The Top 7 Issues Social Conservatives Ceded to the Left – And What To Do About It
Posted on January 5 2011 6:00 am
2. Interfaith Dialogue
The provincialism of social conservatism has been such an obstacle to the movement that we have seen Catholics, perhaps some of the most socially conservative Americans, vote for liberals in every major city. I have personally never met a Catholic who has not made it clear that they weren’t part of the religious Right. Why would a group so devoted to pro-life activism and traditional morality not be an essential part of social conservatism?
The answer is two-fold. The first is because the loudest voices in the social conservative movement have been anti-Catholic, anti-Mormon and more often than not, anti-any religion beside the particular denomination to which they belong. This short sighted bigotry ignores the fact that people of any faith, and even those with no faith at all, can be socially conservative.
The second reason is that we have allowed the Left to define us in the media, academia, and in the popular mind. We have no spokespeople who can effectively stand up to the slanders of the Left and instead have been content preaching to the choir while social conservatism is slowly expunged from America. There are consequences to this disengagement.
Muslim radicalization in this country is partly a product of the alliance of leftist groups and Islamists, using interfaith dialogue campaigns to support Wahhabi take overs of Muslim communities. We often ask, where are the “good” Muslims? But where were we when there was a chance of helping the Muslims who were anti-Wahhabi retain control of their religion? The answer to the first part of the question is that most “good” Muslims are either dead or intimidated into silence by radicals, who are becoming the majority in America through attrition. The second part of the question can be answered only by admitting that we allowed the Left to monopolize the interfaith dialogue campaigns because many of my Christian friends are unwilling to respectfully interact with other religions.
The Sikh community is in many ways socially conservative, and is increasingly under attack by Muslims in our cities. They understand the dangers of jihad, but have we reached out to them?
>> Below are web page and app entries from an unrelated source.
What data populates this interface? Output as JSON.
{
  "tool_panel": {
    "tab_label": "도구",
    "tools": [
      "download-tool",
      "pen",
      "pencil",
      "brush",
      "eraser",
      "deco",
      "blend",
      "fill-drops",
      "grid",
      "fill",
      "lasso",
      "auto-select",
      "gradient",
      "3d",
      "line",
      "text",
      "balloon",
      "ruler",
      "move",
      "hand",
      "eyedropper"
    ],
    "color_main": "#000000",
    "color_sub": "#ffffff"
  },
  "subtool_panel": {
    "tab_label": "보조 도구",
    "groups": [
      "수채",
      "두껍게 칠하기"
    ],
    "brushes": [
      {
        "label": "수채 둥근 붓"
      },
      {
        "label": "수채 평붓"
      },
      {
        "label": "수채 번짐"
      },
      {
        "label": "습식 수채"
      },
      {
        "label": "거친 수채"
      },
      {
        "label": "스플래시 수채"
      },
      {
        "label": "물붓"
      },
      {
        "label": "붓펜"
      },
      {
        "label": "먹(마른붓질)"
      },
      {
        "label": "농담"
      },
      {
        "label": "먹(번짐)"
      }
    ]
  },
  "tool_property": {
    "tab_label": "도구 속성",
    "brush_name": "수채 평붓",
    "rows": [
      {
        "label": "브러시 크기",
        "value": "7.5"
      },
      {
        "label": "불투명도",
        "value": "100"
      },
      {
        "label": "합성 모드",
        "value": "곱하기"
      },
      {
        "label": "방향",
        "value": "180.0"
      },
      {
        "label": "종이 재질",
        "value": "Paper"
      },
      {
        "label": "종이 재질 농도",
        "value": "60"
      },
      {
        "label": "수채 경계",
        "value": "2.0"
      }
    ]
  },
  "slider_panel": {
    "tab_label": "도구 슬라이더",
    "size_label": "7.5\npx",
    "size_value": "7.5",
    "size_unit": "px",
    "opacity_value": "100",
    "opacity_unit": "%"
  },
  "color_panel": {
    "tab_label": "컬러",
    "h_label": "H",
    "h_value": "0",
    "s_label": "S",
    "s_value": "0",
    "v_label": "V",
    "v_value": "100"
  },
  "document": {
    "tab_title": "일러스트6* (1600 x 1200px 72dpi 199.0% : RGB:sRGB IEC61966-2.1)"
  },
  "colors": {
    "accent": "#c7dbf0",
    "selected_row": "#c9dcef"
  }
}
Hate crimes against Jews have spiked in NYC but I have seen little social conservative outreach to the Jews of New York.
In Queens, conservative Dan Halloran was the target of a smear campaign by the Village Voice‘s Steven Thrasher (who even implied I was a neo-Nazi after a lengthy interview with me). The attacks concerned Halloran’s religion – Theodism – and were authored by his Democratic opponent. While local conservatives defended Halloran, Christian conservatives have remained unwilling to defend the ever growing Right-leaning Pagan community from attacks on their religious freedom.
Hindus are an increasingly active part of the anti-jihad movement online and share many of the values one expects of good people of faith, but when was the last time social conservatives made an effort to reach out to American Hindus?
Social conservatism must learn to embrace the shared political, ideological, and philosophical goals of non-Christians who embrace traditional Western values while agreeing that the theological points that separate us should not define our relationships with each other.The Left can no longer be allowed to be the de facto home of any non-Protestant/non-Christian American who shares our basic values.